Who – Royal Vandal Academy (Andrew and Trevor), Vancouver and Toronto, Canada. We are an art and design collective created by two close friends who were divided by school to opposite sides of their home country. We thumb our noses at distance and work together to create jewelry, visual art, websites and print media. Website: royalvandals.com. Twitter: @royalvandals

What – A love-letter to the language of Ulysses in the form of a series of prints, one for each of the sections of Ulysses. These prints will be purely typographical. We want to celebrate the materiality of Joyce’s language. What better way than to pick the most striking, bizarre, beautiful passage from each section and luxuriate it in the form of the letters themselves?

Project No. 1: A Visual Poem Film of ‘Ithaca’

(First in a series of summaries of each of the LiberateUlysses projects we received from around the world. Look for project updates in the “Works In Progress” section and posting of the final projects in the “Gallery” section on Bloomsday, 16 June.)

Who – Paige Gresty, a London-based, Washington DC-bred writer by day, filmmaker by night, and slightly obsessed James Joyce fan all the time. I wrote my dissertation partly on the “Ithaca” episode of Ulysses and am looking forward to letting this project parallactically drift like so-called fixed stars. Twitter: @belishabeacons

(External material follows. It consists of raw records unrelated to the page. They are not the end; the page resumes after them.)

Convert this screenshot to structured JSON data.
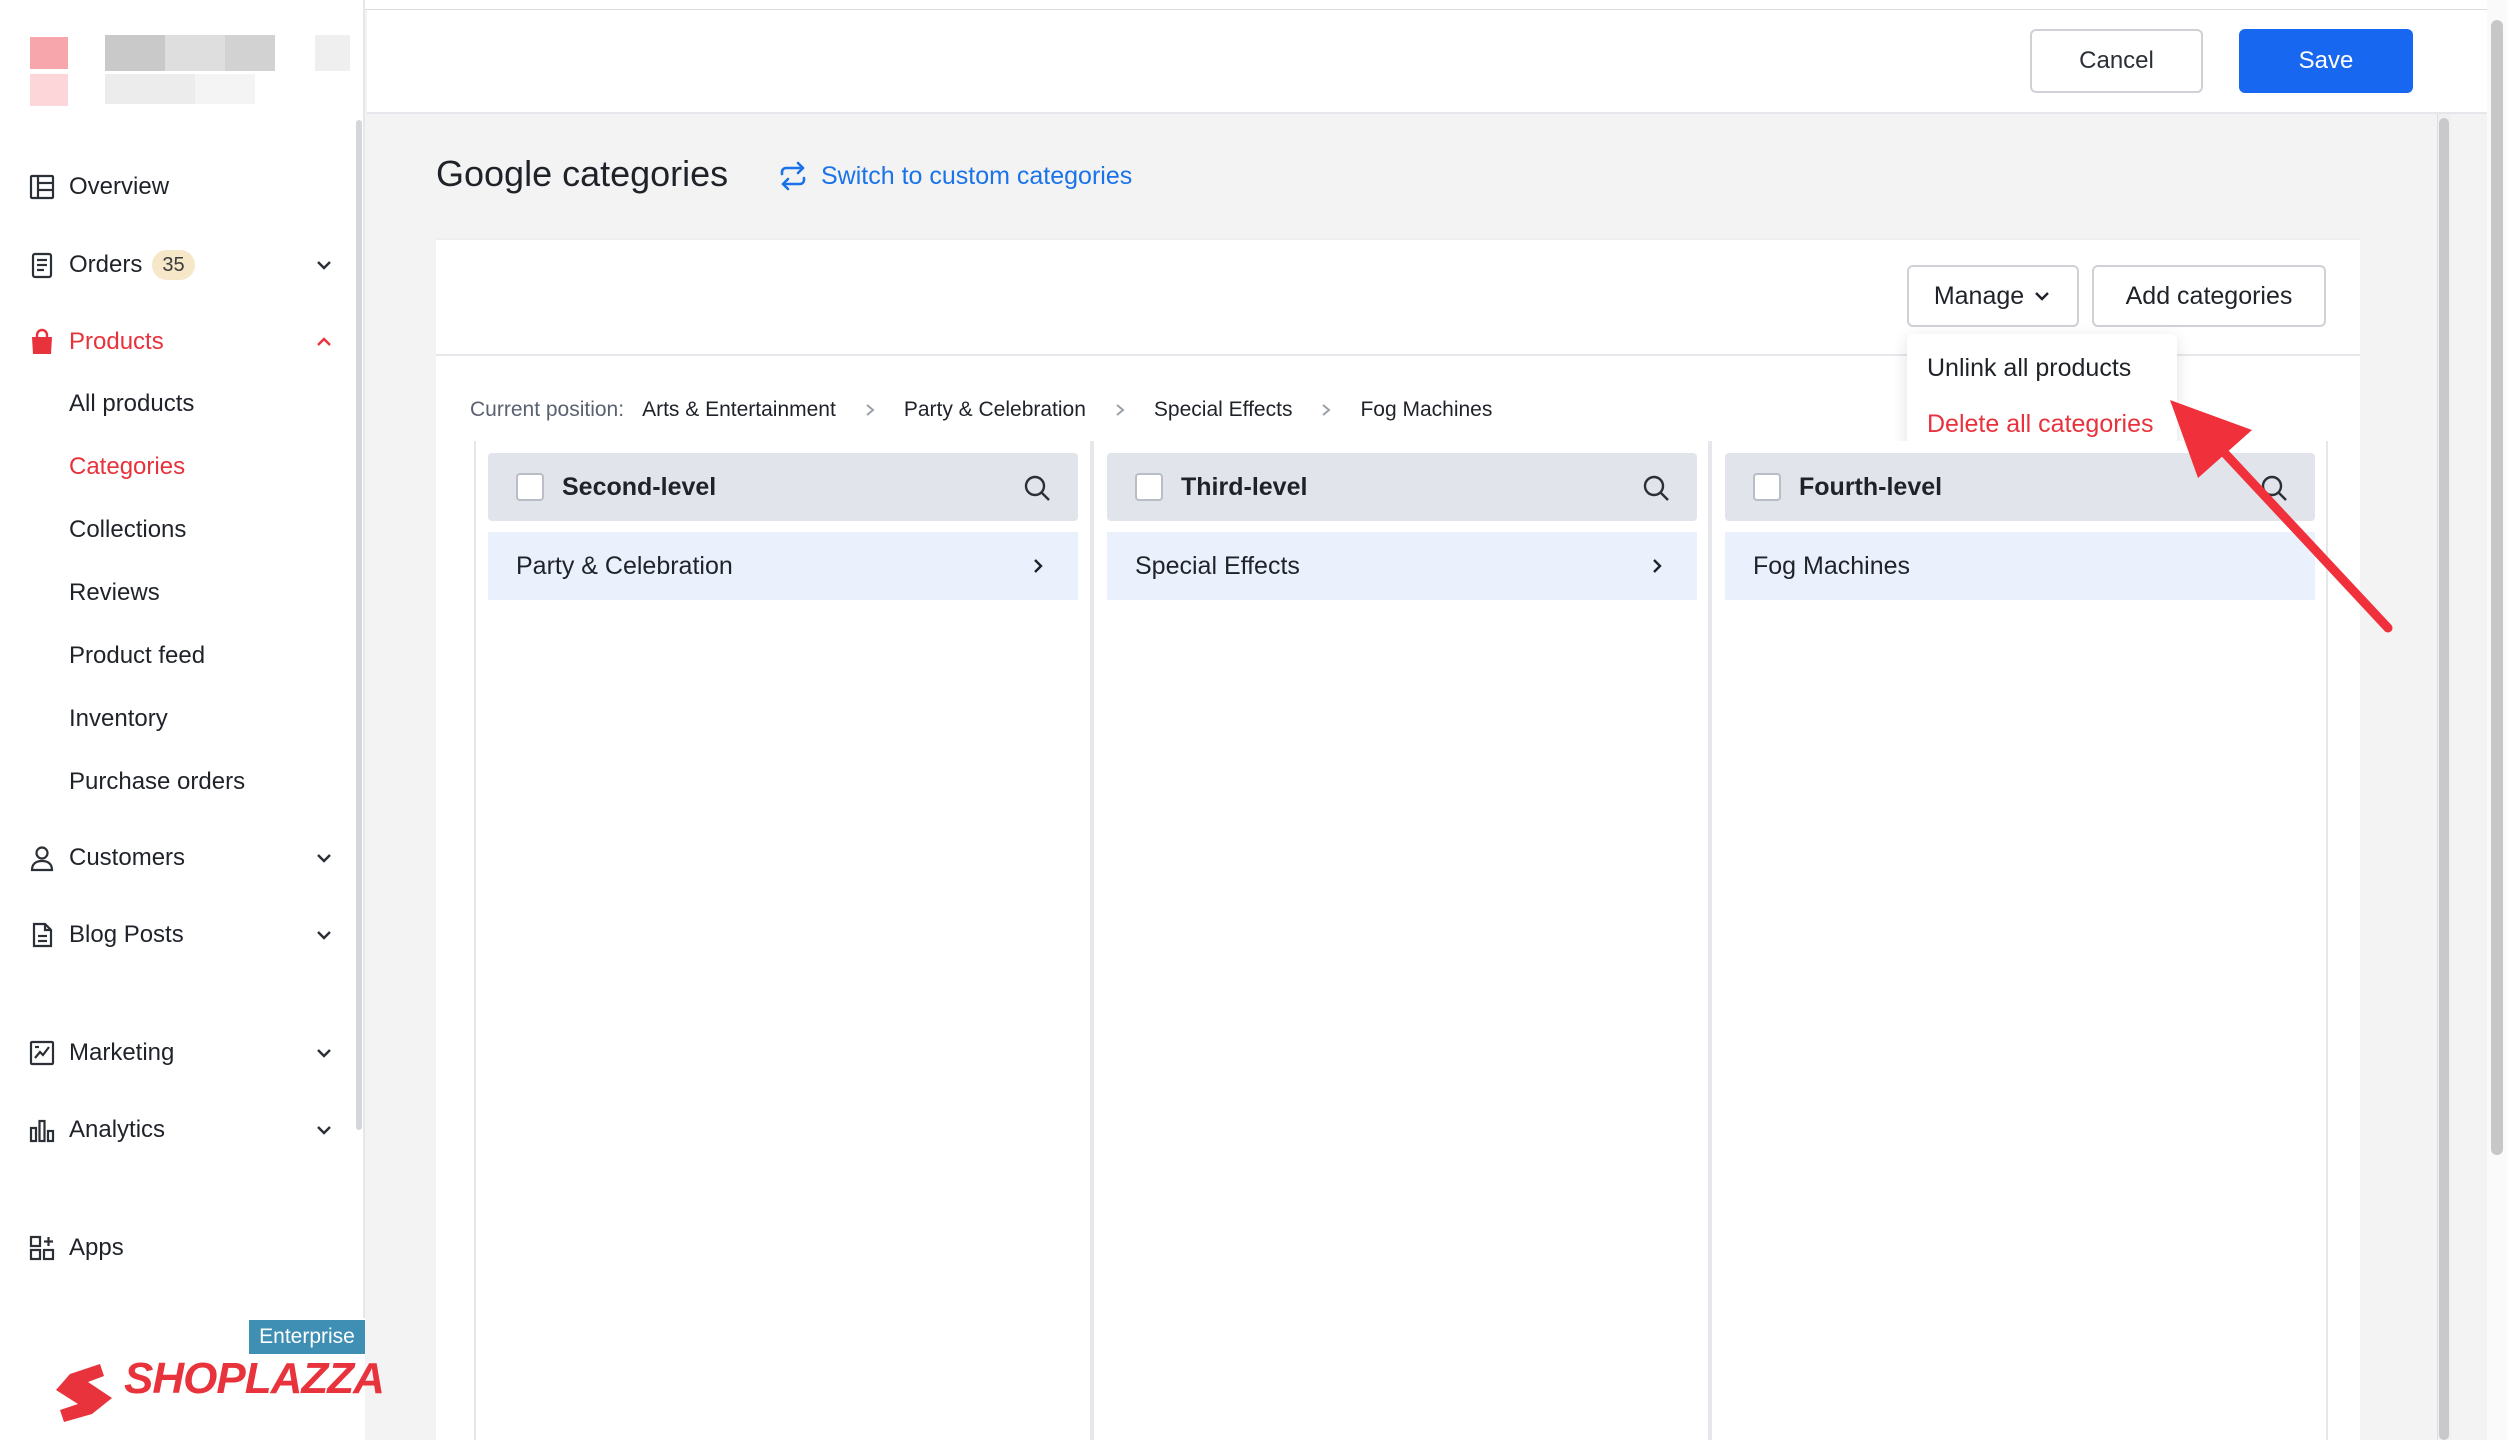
{
  "header": {
    "cancel_label": "Cancel",
    "save_label": "Save"
  },
  "sidebar": {
    "overview": "Overview",
    "orders": {
      "label": "Orders",
      "badge": "35"
    },
    "products": "Products",
    "products_sub": [
      "All products",
      "Categories",
      "Collections",
      "Reviews",
      "Product feed",
      "Inventory",
      "Purchase orders"
    ],
    "customers": "Customers",
    "blog_posts": "Blog Posts",
    "marketing": "Marketing",
    "analytics": "Analytics",
    "apps": "Apps",
    "brand_tag": "Enterprise",
    "brand_name": "SHOPLAZZA"
  },
  "main": {
    "title": "Google categories",
    "switch_link": "Switch to custom categories",
    "manage_label": "Manage",
    "add_label": "Add categories",
    "dropdown": {
      "unlink": "Unlink all products",
      "delete": "Delete all categories"
    },
    "breadcrumb": {
      "label": "Current position:",
      "items": [
        "Arts & Entertainment",
        "Party & Celebration",
        "Special Effects",
        "Fog Machines"
      ]
    },
    "columns": [
      {
        "title": "Second-level",
        "row": "Party & Celebration"
      },
      {
        "title": "Third-level",
        "row": "Special Effects"
      },
      {
        "title": "Fourth-level",
        "row": "Fog Machines"
      }
    ]
  },
  "colors": {
    "accent_red": "#e8323c",
    "primary_blue": "#1867f0",
    "link_blue": "#1a73e8"
  }
}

What – I tackle issues of identity and violence in the “Ithaca” episode with a visual poem set to Joyce’s own words. The short film will focus on dream-like images that progressively blur, using quotes that correspond to the key images in the chapter.